** What this task involves **
In the entries that follow, which lines hold the string "dress"? List them.

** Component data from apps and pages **
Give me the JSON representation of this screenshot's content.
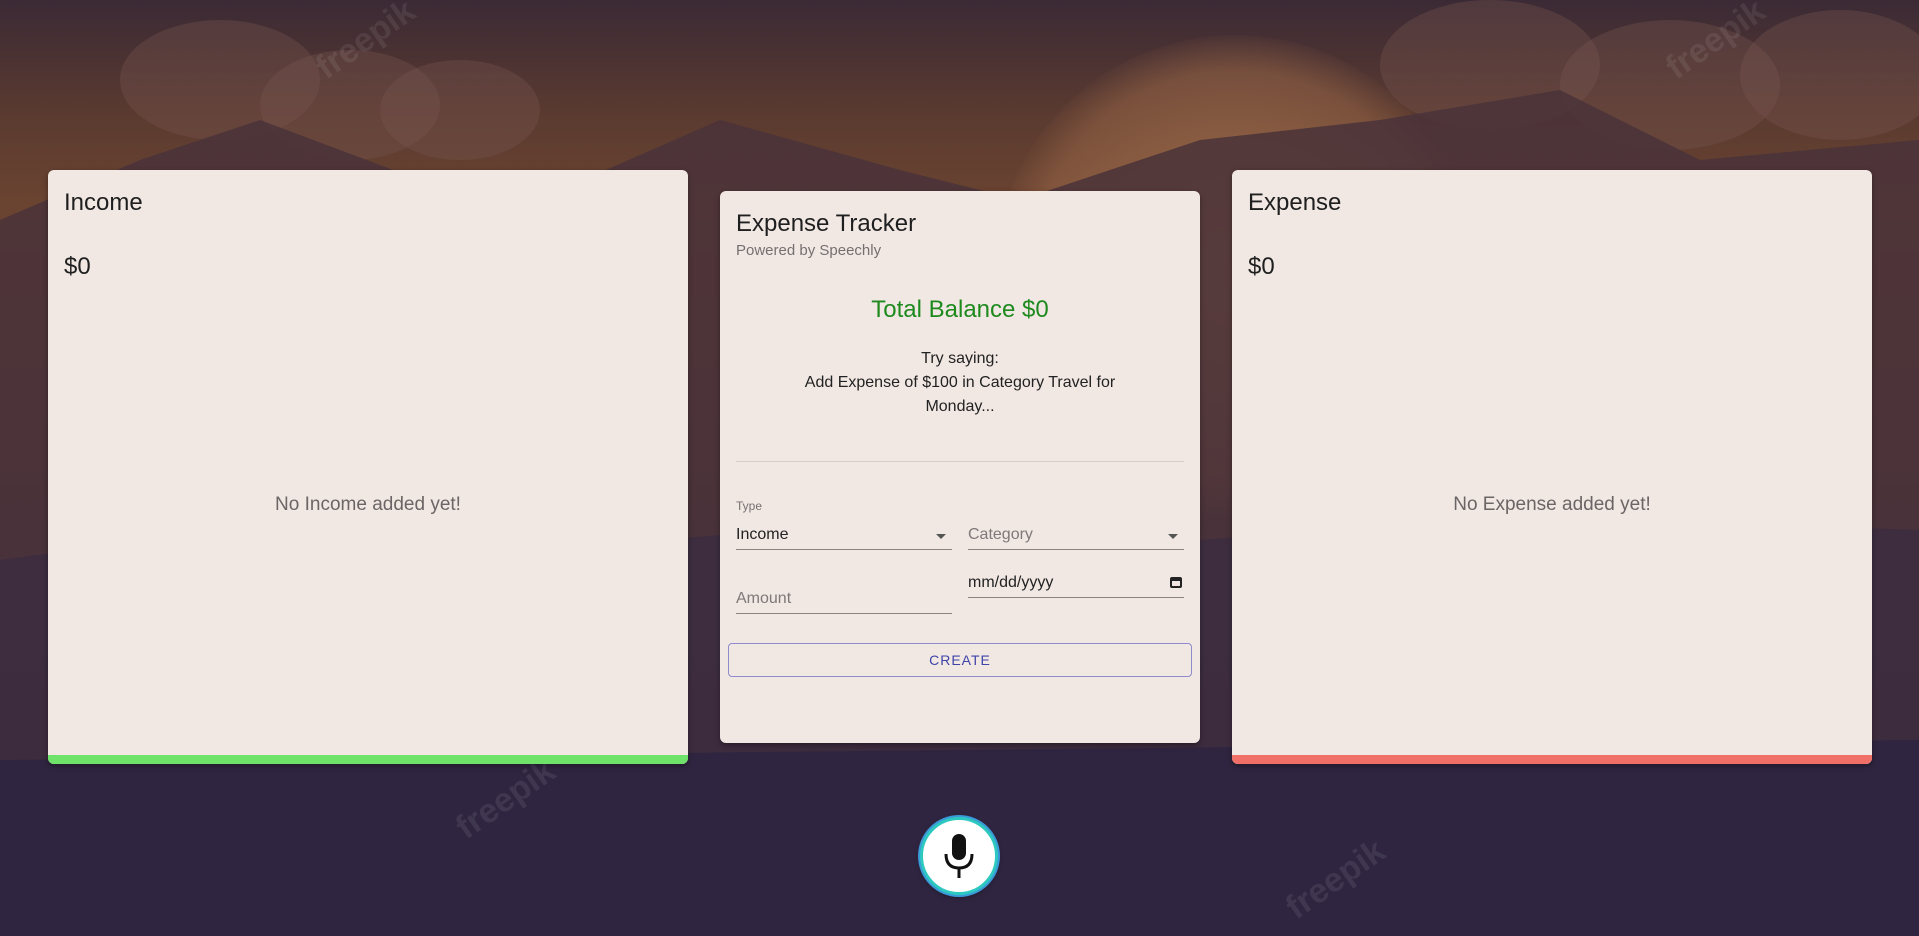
{
  "colors": {
    "income_accent": "#6fe26a",
    "expense_accent": "#f07067",
    "balance_text": "#1e8a1e",
    "button_text": "#3f44a8",
    "mic_ring": "#2dc8c0"
  },
  "income": {
    "title": "Income",
    "amount": "$0",
    "empty_text": "No Income added yet!"
  },
  "expense": {
    "title": "Expense",
    "amount": "$0",
    "empty_text": "No Expense added yet!"
  },
  "tracker": {
    "title": "Expense Tracker",
    "subtitle": "Powered by Speechly",
    "balance": "Total Balance $0",
    "hint_line1": "Try saying:",
    "hint_line2": "Add Expense of $100 in Category Travel for Monday...",
    "form": {
      "type_label": "Type",
      "type_value": "Income",
      "category_placeholder": "Category",
      "amount_placeholder": "Amount",
      "date_placeholder": "mm/dd/yyyy",
      "create_label": "CREATE"
    }
  },
  "icons": {
    "mic": "microphone-icon",
    "calendar": "calendar-icon",
    "dropdown": "chevron-down-icon"
  }
}
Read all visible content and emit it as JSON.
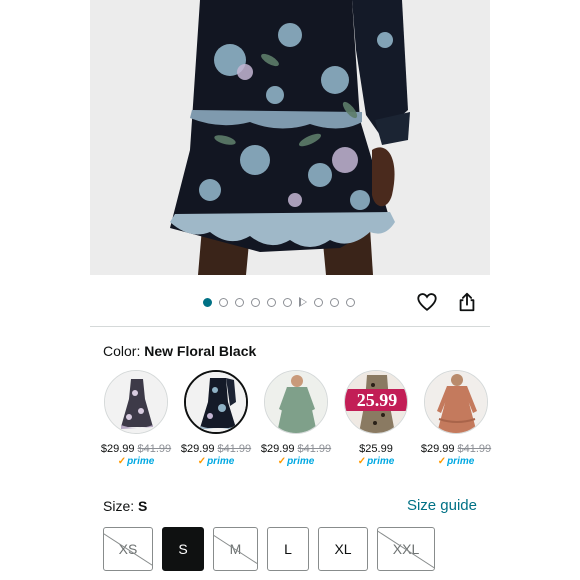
{
  "colors": {
    "accent": "#007185",
    "link": "#007185",
    "prime": "#00a8e1",
    "strike": "#8d9096",
    "selected_size_bg": "#0f1111"
  },
  "gallery": {
    "image_icon": "floral-dress-photo",
    "dot_count": 10,
    "active_index": 0,
    "video_index": 6,
    "favorite_icon": "heart-icon",
    "share_icon": "share-icon"
  },
  "color_selector": {
    "label": "Color:",
    "selected": "New Floral Black",
    "options": [
      {
        "icon": "floral-print-dress-thumb",
        "price": "$29.99",
        "was": "$41.99",
        "prime": "prime",
        "selected": false
      },
      {
        "icon": "dark-floral-dress-thumb",
        "price": "$29.99",
        "was": "$41.99",
        "prime": "prime",
        "selected": true
      },
      {
        "icon": "green-dress-thumb",
        "price": "$29.99",
        "was": "$41.99",
        "prime": "prime",
        "selected": false
      },
      {
        "icon": "leopard-dress-thumb",
        "badge": "25.99",
        "price": "$25.99",
        "was": "",
        "prime": "prime",
        "selected": false
      },
      {
        "icon": "rust-dress-thumb",
        "price": "$29.99",
        "was": "$41.99",
        "prime": "prime",
        "selected": false
      }
    ]
  },
  "size_selector": {
    "label": "Size:",
    "selected": "S",
    "guide_link": "Size guide",
    "options": [
      {
        "label": "XS",
        "available": false,
        "selected": false
      },
      {
        "label": "S",
        "available": true,
        "selected": true
      },
      {
        "label": "M",
        "available": false,
        "selected": false
      },
      {
        "label": "L",
        "available": true,
        "selected": false
      },
      {
        "label": "XL",
        "available": true,
        "selected": false
      },
      {
        "label": "XXL",
        "available": false,
        "selected": false
      }
    ]
  }
}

** Finished task **
    "image_icon": "floral-dress-photo",
        "icon": "floral-print-dress-thumb",
        "icon": "dark-floral-dress-thumb",
        "icon": "green-dress-thumb",
        "icon": "leopard-dress-thumb",
        "icon": "rust-dress-thumb",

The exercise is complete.